What Happens If My Ex Won’t Go To Mediation?
The Mediation process is voluntary. Nobody can be required to participate within the Mediation process, if they do not wish to do so.
Following a separation, there is understandably a significant number of emotions which were experienced by parents and their children. These can often be expressed as frustration, hurt or anger. This can often result in conflict.
What are the benefits of Family Mediation?
Mediation provides an opportunity, within a safe and confidential environment, for separated, families to develop arrangements and a parental relationship which could benefit their family as a whole.
The Mediation Process provides an opportunity to discuss the reality of a number of options. It is intended to provide the participants with an opportunity to make informed decisions which are right for their family as a whole rather than them as individuals.
Is Mediation compulsory?
In 2014 the Ministry of Justice made it compulsory for individuals who had separated to attend a Mediation Information Assessment Meeting (MIAM), prior to them being able to make an Application to the Court in relation to disputes relating to child arrangements and property and finance (unless a specific exemption applies).
What is a MIAM?
A MIAM is an individual and confidential meeting with a Mediator. It enables you and the Mediator to share information about your current difficulties and the possible processes which could be available in your circumstances.
A MIAM provides an opportunity for people to make an informed decision, as to the most appropriate process, for them, to resolve their family dispute.
When we receive a referral for Family Mediation, we are required to contact both parties. We provide the each with information about our services, the Mediation process and ask them to contact us in relation to their willingness to attend an individual MIAM.
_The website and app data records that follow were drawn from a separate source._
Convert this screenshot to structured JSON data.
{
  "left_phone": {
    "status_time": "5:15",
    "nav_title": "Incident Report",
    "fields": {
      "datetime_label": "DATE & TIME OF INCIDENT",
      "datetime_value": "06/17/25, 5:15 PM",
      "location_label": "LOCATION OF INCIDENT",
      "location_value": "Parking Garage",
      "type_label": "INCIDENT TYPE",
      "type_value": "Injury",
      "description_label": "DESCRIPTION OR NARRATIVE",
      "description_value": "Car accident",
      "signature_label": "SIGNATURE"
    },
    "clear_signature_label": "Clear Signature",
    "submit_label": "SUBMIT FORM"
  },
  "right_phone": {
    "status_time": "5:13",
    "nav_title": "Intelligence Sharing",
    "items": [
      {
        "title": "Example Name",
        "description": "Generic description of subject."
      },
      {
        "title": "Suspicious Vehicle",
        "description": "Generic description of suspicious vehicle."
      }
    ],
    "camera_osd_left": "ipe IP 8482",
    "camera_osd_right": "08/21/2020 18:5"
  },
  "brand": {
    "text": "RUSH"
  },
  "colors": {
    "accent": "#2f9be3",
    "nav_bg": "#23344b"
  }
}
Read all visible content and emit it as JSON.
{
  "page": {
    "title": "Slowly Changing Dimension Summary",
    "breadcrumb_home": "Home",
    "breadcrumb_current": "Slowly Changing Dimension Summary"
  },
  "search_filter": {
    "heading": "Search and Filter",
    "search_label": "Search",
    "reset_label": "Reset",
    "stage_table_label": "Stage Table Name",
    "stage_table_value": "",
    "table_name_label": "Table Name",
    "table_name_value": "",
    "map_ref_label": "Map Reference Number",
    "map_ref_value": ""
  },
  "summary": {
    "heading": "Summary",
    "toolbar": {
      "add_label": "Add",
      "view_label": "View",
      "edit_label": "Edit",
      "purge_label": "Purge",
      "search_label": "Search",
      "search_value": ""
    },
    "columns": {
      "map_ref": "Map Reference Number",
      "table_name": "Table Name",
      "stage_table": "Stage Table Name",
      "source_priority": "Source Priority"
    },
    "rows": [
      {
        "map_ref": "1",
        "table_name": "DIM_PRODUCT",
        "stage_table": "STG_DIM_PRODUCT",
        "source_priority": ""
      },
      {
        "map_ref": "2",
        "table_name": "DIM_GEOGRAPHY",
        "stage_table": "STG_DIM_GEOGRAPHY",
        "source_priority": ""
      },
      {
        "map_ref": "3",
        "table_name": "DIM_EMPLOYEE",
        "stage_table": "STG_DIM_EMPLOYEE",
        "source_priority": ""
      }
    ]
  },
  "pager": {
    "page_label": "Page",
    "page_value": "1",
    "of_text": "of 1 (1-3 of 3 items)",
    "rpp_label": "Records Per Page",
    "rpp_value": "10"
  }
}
Whilst attendance at a MIAM is compulsory for those who wish to make an application to the Court, there is no requirement for the other person to attend one.
In addition as the Mediation Process is voluntary, there is no requirement for you to attend any other Mediation appointments, after the MIAM, unless you wish to do so.
For Mediation to take place both parents must be willing to engage within the Mediation Process. Should one parent not be willing to do so, the Mediation Process cannot progress.
What happens during a MIAM?
You should also be aware that attendance at a MIAM by all participants does not guarantee that the Mediation process will take place. Not only are all participants required to be willing to Mediate, the Mediator must also determine that the process is suitable to take place. Suitability for Mediation, cannot be determined until all parties have attended a MIAM.
Attending a MIAM, is therefore the first step required to take before an Application is made to the Court, for the Court to determine arrangements in relation to a child or the ownership of property and finance, unless very specific circumstances apply. This is regardless of whether or not your ex is willing to Mediate or not.
How we can help
If you wish to discuss the Mediation Process with us further please do not hesitate to contact one of our experienced coordinators who are happy to provide additional information. You can contact us by emailing firstname.lastname@example.org or calling 01623 706020.